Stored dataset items
<<<<

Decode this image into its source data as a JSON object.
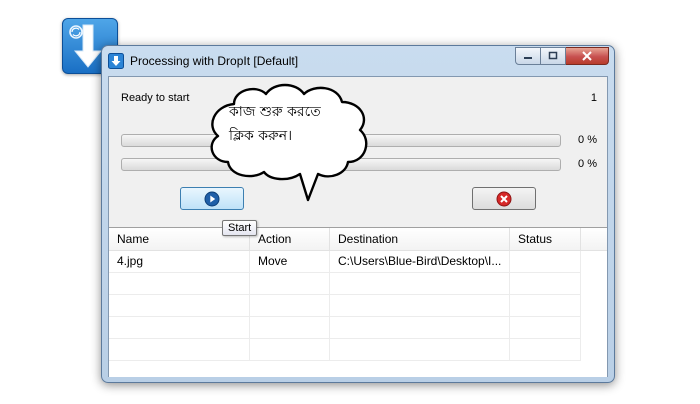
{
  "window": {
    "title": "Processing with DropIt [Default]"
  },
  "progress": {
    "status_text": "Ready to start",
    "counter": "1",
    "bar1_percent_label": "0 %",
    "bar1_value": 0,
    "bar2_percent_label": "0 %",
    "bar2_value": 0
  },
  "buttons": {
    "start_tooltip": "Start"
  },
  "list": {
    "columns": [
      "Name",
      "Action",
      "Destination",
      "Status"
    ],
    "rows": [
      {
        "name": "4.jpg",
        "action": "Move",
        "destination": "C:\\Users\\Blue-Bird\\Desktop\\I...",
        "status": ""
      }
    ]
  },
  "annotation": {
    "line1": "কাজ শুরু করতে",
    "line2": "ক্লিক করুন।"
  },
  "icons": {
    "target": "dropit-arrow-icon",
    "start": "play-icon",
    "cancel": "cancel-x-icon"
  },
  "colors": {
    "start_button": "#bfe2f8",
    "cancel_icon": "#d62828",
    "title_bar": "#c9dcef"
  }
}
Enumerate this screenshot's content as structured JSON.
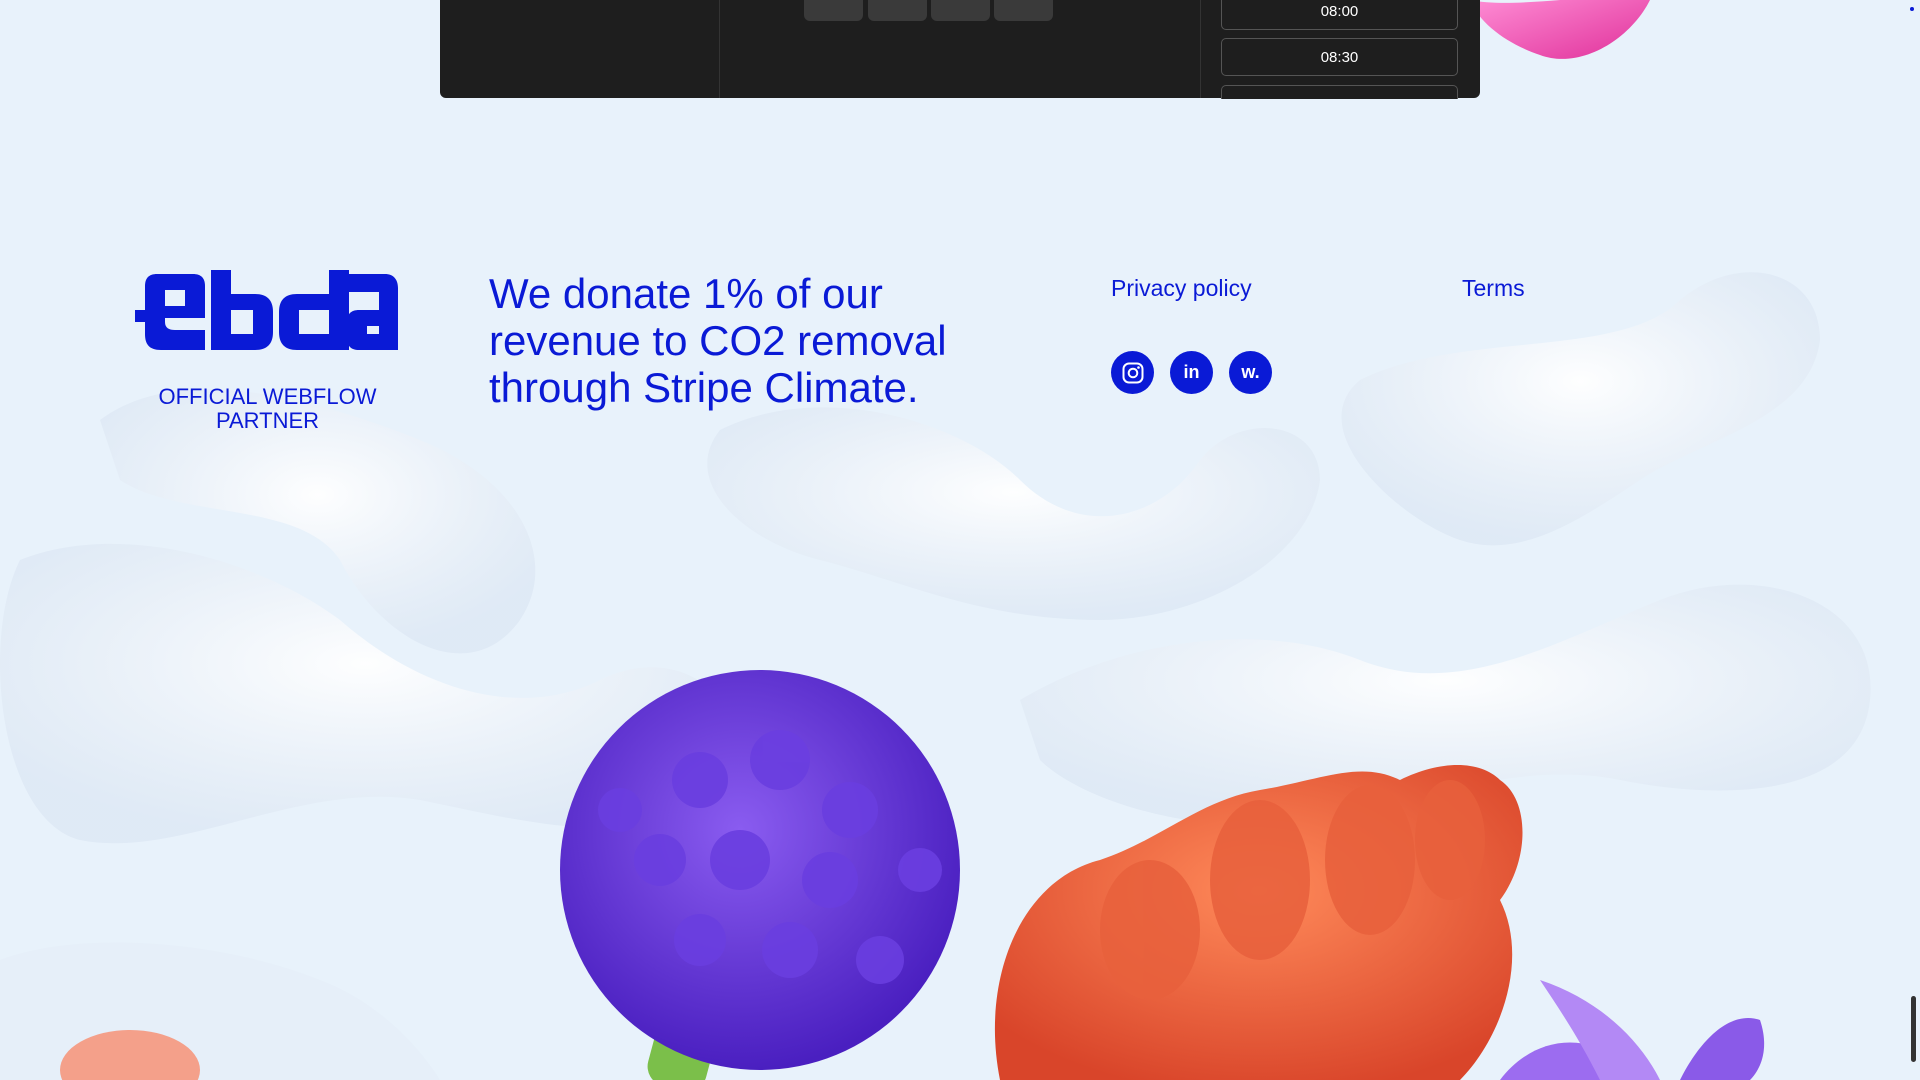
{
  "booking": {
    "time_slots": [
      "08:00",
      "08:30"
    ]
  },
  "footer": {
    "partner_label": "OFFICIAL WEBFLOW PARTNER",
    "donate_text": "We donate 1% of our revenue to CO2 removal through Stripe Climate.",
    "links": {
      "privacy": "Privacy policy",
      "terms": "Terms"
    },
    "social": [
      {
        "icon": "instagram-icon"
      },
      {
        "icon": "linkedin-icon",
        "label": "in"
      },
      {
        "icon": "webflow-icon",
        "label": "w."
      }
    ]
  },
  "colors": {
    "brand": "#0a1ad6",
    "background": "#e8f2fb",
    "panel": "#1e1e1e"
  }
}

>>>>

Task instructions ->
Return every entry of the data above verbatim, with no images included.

Exercise output ->
Decode this image into its source data as a JSON object.
{
  "window": {
    "title": "Processing with DropIt [Default]"
  },
  "progress": {
    "status_text": "Ready to start",
    "counter": "1",
    "bar1_percent_label": "0 %",
    "bar1_value": 0,
    "bar2_percent_label": "0 %",
    "bar2_value": 0
  },
  "buttons": {
    "start_tooltip": "Start"
  },
  "list": {
    "columns": [
      "Name",
      "Action",
      "Destination",
      "Status"
    ],
    "rows": [
      {
        "name": "4.jpg",
        "action": "Move",
        "destination": "C:\\Users\\Blue-Bird\\Desktop\\I...",
        "status": ""
      }
    ]
  },
  "annotation": {
    "line1": "কাজ শুরু করতে",
    "line2": "ক্লিক করুন।"
  },
  "icons": {
    "target": "dropit-arrow-icon",
    "start": "play-icon",
    "cancel": "cancel-x-icon"
  },
  "colors": {
    "start_button": "#bfe2f8",
    "cancel_icon": "#d62828",
    "title_bar": "#c9dcef"
  }
}
Enumerate this screenshot's content as structured JSON.
{
  "booking": {
    "time_slots": [
      "08:00",
      "08:30"
    ]
  },
  "footer": {
    "partner_label": "OFFICIAL WEBFLOW PARTNER",
    "donate_text": "We donate 1% of our revenue to CO2 removal through Stripe Climate.",
    "links": {
      "privacy": "Privacy policy",
      "terms": "Terms"
    },
    "social": [
      {
        "icon": "instagram-icon"
      },
      {
        "icon": "linkedin-icon",
        "label": "in"
      },
      {
        "icon": "webflow-icon",
        "label": "w."
      }
    ]
  },
  "colors": {
    "brand": "#0a1ad6",
    "background": "#e8f2fb",
    "panel": "#1e1e1e"
  }
}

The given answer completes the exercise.